Black Lens founder Sandy Williams was an LGBTQ+ pioneer

Sandy Williams marches with the Carl Maxey Center during a Pride Parade. Williams was named the Over the Rainbow Grand Marshal of Pride in 2019.  (Courtesy of Spokane Pride)
By Natasha Hill The Black Lens

Black Lens News

The Black Lens founder Sandy Williams was also an LGBTQ pioneer here in Spokane. She graduated from Washington State University in 1983 with a degree in psychology and was always passionate about social justice and community activism and gravitated to jobs that addressed issues like racism, sexism, classism, and discrimination.

After leaving Spokane to pursue a career in film, she moved back to Spokane to be closer to her parents. This led her to working a job with Suicide Prevention, working with teenagers to address mental health issues. That led her to become the Executive Director for Odyssey Youth Center, Spokane’s LGBTQ Youth Center. From there, she helped Eastern Washington University start their Pride Center and became the first coordinator.

Sandy didn’t stop there, starting The Black Lens newspaper and the Carl Maxey Center.

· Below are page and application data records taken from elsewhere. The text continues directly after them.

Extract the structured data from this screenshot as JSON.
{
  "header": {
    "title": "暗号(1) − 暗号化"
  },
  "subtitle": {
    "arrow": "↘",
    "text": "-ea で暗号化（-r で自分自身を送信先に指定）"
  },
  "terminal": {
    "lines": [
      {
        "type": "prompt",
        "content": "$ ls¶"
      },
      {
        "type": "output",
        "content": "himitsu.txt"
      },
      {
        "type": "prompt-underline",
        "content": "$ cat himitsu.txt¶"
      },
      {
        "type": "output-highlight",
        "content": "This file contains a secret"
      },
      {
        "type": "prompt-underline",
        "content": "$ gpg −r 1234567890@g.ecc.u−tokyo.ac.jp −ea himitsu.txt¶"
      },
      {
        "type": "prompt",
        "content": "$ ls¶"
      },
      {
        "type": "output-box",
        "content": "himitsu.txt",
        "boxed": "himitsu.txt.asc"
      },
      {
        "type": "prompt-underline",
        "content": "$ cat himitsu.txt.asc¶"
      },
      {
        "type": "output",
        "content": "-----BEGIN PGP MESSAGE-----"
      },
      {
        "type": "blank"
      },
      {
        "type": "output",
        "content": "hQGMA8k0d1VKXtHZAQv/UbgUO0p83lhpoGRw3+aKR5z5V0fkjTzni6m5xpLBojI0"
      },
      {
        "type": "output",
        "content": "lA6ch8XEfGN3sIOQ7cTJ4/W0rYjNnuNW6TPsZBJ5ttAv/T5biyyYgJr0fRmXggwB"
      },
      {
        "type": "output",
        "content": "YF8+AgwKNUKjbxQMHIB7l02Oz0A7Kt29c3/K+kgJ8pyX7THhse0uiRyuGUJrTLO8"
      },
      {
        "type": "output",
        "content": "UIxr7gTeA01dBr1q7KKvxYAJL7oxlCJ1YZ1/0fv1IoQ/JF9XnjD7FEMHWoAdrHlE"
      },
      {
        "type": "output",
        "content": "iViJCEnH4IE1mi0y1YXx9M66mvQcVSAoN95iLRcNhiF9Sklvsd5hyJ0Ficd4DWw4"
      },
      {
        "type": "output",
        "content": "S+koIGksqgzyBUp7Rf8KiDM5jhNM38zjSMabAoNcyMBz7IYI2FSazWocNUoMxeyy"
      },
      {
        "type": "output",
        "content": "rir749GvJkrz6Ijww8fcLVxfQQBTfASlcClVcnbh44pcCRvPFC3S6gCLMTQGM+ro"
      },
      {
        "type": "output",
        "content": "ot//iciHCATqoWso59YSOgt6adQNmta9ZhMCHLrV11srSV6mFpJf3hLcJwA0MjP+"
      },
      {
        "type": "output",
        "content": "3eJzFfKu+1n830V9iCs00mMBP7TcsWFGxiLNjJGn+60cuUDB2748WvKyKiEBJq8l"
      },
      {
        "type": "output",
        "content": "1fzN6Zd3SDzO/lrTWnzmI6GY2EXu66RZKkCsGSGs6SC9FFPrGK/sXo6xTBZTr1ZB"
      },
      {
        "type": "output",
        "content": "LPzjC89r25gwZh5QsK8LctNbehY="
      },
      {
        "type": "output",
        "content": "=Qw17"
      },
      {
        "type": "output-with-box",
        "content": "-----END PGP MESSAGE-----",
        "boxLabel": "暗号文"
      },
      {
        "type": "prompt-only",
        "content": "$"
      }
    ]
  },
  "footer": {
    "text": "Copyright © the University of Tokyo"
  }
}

Her investments in our community were always intentional and inclusive and we are proud to stand on her shoulders as we celebrate our queer black community this Pride season.

In Sandy’s words:

I was born a feminist, I believe. If it was possible to see me in my mother’s womb, you probably would have seen a fierce and determined embryo with my fist raised high in protest about some gender-based injustice that was being visited upon me in utero, even before I had any understanding of what it meant to be a woman.

I started at a young age fighting for equality. Challenging my junior high school when I was forced to take Home Economics instead of shop class because “girls needed to learn how to cook and sew for their husbands.” Challenging the pressure to use Miss or Mrs to identify myself, long before Ms was considered acceptable. Challenging the hospital that would not submit my daughter’s birth announcement to the newspaper because I was not married to her father and I “needed to get his permission first.”

Throughout my life I have proudly held up high the title of feminist, even as it seems to have lost popularity with much of the younger generation in recent years, and is used almost as a slur in some circles. I have worn the banner proudly, defining what a woman is supposed to be by how clearly she articulates her support for what I consider feminist principles. Women are strong and assertive. Women are leaders. Women are change makers and change agents. Women are powerful, intelligent and articulate. Women are the foundation and the bedrock upon which so many of the institutions that make up this country have been built. I am woman, hear me roar! Sure, there are women that do not fall into those categories, and in the spirit of inclusivity, I accept them and value them, but to be honest, for me, I felt that a REAL woman, a REAL feminist, had to encompass these categories… and more. And then I spent that past few months at my mother’s side as we cared for my father who passed away on February 7. My mother- a nurse and a military wife, spent her entire married life supporting my father. Moving when he moved. Living where he lived. Raising his children. Keeping his house. Dutifully cooking and cleaning and ironing and washing clothes. Never protesting for equal wages, never marching for equal rights, never challenging systems of patriarchy, or systemic and institutionalized oppression. Instead, my mother spent day after day and night after night dedicated and devoted to the man that she had lived with and loved for over half a century. I remember looking at my mom one night as she held my dad in her arms, cradling him and telling him to “let go and let God, if that was what he needed to do.” and I thought to myself, “Sandy Williams, you have absolutely no idea at all what real power is. Real strength. Real feminism.” It is that kind of power and that kind of strength, my mom’s kind, that has held back the forces that are determined to drive Black people into extinction. And because of women like my mother, feminists like me, are still here to fight another day.